Your task: Copy every record exactly.

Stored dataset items
%%
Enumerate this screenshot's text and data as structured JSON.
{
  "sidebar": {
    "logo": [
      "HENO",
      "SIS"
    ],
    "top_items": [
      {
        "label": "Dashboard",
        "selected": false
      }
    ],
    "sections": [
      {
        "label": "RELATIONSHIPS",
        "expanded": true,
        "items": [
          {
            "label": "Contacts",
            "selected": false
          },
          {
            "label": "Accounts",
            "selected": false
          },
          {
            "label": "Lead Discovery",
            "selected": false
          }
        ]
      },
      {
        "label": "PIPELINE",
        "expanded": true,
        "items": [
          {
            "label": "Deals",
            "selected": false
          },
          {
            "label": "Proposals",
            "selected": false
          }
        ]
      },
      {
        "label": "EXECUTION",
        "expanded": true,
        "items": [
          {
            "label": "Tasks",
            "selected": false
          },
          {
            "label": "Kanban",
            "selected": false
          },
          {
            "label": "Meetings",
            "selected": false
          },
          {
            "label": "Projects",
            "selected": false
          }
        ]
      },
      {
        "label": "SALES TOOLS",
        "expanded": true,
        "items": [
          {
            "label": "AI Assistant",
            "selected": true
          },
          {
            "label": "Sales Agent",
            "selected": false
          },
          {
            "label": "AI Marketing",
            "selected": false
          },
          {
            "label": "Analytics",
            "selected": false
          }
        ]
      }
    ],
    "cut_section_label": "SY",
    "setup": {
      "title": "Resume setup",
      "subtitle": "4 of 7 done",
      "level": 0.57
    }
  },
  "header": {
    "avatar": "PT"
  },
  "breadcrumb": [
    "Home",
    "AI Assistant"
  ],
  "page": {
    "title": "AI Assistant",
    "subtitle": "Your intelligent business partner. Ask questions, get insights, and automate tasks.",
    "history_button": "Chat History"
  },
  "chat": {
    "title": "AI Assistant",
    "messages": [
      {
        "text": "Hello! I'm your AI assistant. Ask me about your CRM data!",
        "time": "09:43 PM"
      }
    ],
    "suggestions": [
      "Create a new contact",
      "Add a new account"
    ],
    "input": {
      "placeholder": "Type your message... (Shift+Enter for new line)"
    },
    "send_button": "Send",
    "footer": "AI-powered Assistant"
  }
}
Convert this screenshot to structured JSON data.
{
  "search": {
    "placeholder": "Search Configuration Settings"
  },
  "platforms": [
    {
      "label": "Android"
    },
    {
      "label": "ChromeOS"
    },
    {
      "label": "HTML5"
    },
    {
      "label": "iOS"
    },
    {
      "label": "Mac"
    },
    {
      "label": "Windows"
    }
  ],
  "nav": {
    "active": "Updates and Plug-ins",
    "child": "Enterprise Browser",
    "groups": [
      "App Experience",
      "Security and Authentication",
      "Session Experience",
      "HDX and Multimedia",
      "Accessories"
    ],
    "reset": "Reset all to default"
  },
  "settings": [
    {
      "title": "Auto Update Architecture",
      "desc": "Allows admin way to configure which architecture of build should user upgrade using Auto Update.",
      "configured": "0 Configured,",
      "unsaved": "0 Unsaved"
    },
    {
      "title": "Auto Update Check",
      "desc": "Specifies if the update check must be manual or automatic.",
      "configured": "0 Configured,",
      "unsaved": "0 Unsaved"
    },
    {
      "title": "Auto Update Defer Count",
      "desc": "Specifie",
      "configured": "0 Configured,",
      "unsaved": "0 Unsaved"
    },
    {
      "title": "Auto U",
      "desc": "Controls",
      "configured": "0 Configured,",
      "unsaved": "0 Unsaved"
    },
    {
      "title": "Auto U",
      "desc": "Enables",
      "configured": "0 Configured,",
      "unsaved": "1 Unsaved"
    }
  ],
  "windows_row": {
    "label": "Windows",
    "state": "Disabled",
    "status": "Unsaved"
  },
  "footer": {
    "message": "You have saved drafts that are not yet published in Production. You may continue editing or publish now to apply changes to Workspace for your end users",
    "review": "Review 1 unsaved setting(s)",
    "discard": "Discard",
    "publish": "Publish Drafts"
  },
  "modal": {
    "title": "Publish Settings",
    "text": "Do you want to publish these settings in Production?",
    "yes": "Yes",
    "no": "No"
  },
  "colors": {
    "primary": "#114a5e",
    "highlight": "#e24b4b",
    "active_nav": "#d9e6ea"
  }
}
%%
Result below:
Enumerate this screenshot's text and data as structured JSON.
{
  "sidebar": {
    "logo": [
      "HENO",
      "SIS"
    ],
    "top_items": [
      {
        "label": "Dashboard",
        "selected": false
      }
    ],
    "sections": [
      {
        "label": "RELATIONSHIPS",
        "expanded": true,
        "items": [
          {
            "label": "Contacts",
            "selected": false
          },
          {
            "label": "Accounts",
            "selected": false
          },
          {
            "label": "Lead Discovery",
            "selected": false
          }
        ]
      },
      {
        "label": "PIPELINE",
        "expanded": true,
        "items": [
          {
            "label": "Deals",
            "selected": false
          },
          {
            "label": "Proposals",
            "selected": false
          }
        ]
      },
      {
        "label": "EXECUTION",
        "expanded": true,
        "items": [
          {
            "label": "Tasks",
            "selected": false
          },
          {
            "label": "Kanban",
            "selected": false
          },
          {
            "label": "Meetings",
            "selected": false
          },
          {
            "label": "Projects",
            "selected": false
          }
        ]
      },
      {
        "label": "SALES TOOLS",
        "expanded": true,
        "items": [
          {
            "label": "AI Assistant",
            "selected": true
          },
          {
            "label": "Sales Agent",
            "selected": false
          },
          {
            "label": "AI Marketing",
            "selected": false
          },
          {
            "label": "Analytics",
            "selected": false
          }
        ]
      }
    ],
    "cut_section_label": "SY",
    "setup": {
      "title": "Resume setup",
      "subtitle": "4 of 7 done",
      "level": 0.57
    }
  },
  "header": {
    "avatar": "PT"
  },
  "breadcrumb": [
    "Home",
    "AI Assistant"
  ],
  "page": {
    "title": "AI Assistant",
    "subtitle": "Your intelligent business partner. Ask questions, get insights, and automate tasks.",
    "history_button": "Chat History"
  },
  "chat": {
    "title": "AI Assistant",
    "messages": [
      {
        "text": "Hello! I'm your AI assistant. Ask me about your CRM data!",
        "time": "09:43 PM"
      }
    ],
    "suggestions": [
      "Create a new contact",
      "Add a new account"
    ],
    "input": {
      "placeholder": "Type your message... (Shift+Enter for new line)"
    },
    "send_button": "Send",
    "footer": "AI-powered Assistant"
  }
}
Convert this screenshot to structured JSON data.
{
  "search": {
    "placeholder": "Search Configuration Settings"
  },
  "platforms": [
    {
      "label": "Android"
    },
    {
      "label": "ChromeOS"
    },
    {
      "label": "HTML5"
    },
    {
      "label": "iOS"
    },
    {
      "label": "Mac"
    },
    {
      "label": "Windows"
    }
  ],
  "nav": {
    "active": "Updates and Plug-ins",
    "child": "Enterprise Browser",
    "groups": [
      "App Experience",
      "Security and Authentication",
      "Session Experience",
      "HDX and Multimedia",
      "Accessories"
    ],
    "reset": "Reset all to default"
  },
  "settings": [
    {
      "title": "Auto Update Architecture",
      "desc": "Allows admin way to configure which architecture of build should user upgrade using Auto Update.",
      "configured": "0 Configured,",
      "unsaved": "0 Unsaved"
    },
    {
      "title": "Auto Update Check",
      "desc": "Specifies if the update check must be manual or automatic.",
      "configured": "0 Configured,",
      "unsaved": "0 Unsaved"
    },
    {
      "title": "Auto Update Defer Count",
      "desc": "Specifie",
      "configured": "0 Configured,",
      "unsaved": "0 Unsaved"
    },
    {
      "title": "Auto U",
      "desc": "Controls",
      "configured": "0 Configured,",
      "unsaved": "0 Unsaved"
    },
    {
      "title": "Auto U",
      "desc": "Enables",
      "configured": "0 Configured,",
      "unsaved": "1 Unsaved"
    }
  ],
  "windows_row": {
    "label": "Windows",
    "state": "Disabled",
    "status": "Unsaved"
  },
  "footer": {
    "message": "You have saved drafts that are not yet published in Production. You may continue editing or publish now to apply changes to Workspace for your end users",
    "review": "Review 1 unsaved setting(s)",
    "discard": "Discard",
    "publish": "Publish Drafts"
  },
  "modal": {
    "title": "Publish Settings",
    "text": "Do you want to publish these settings in Production?",
    "yes": "Yes",
    "no": "No"
  },
  "colors": {
    "primary": "#114a5e",
    "highlight": "#e24b4b",
    "active_nav": "#d9e6ea"
  }
}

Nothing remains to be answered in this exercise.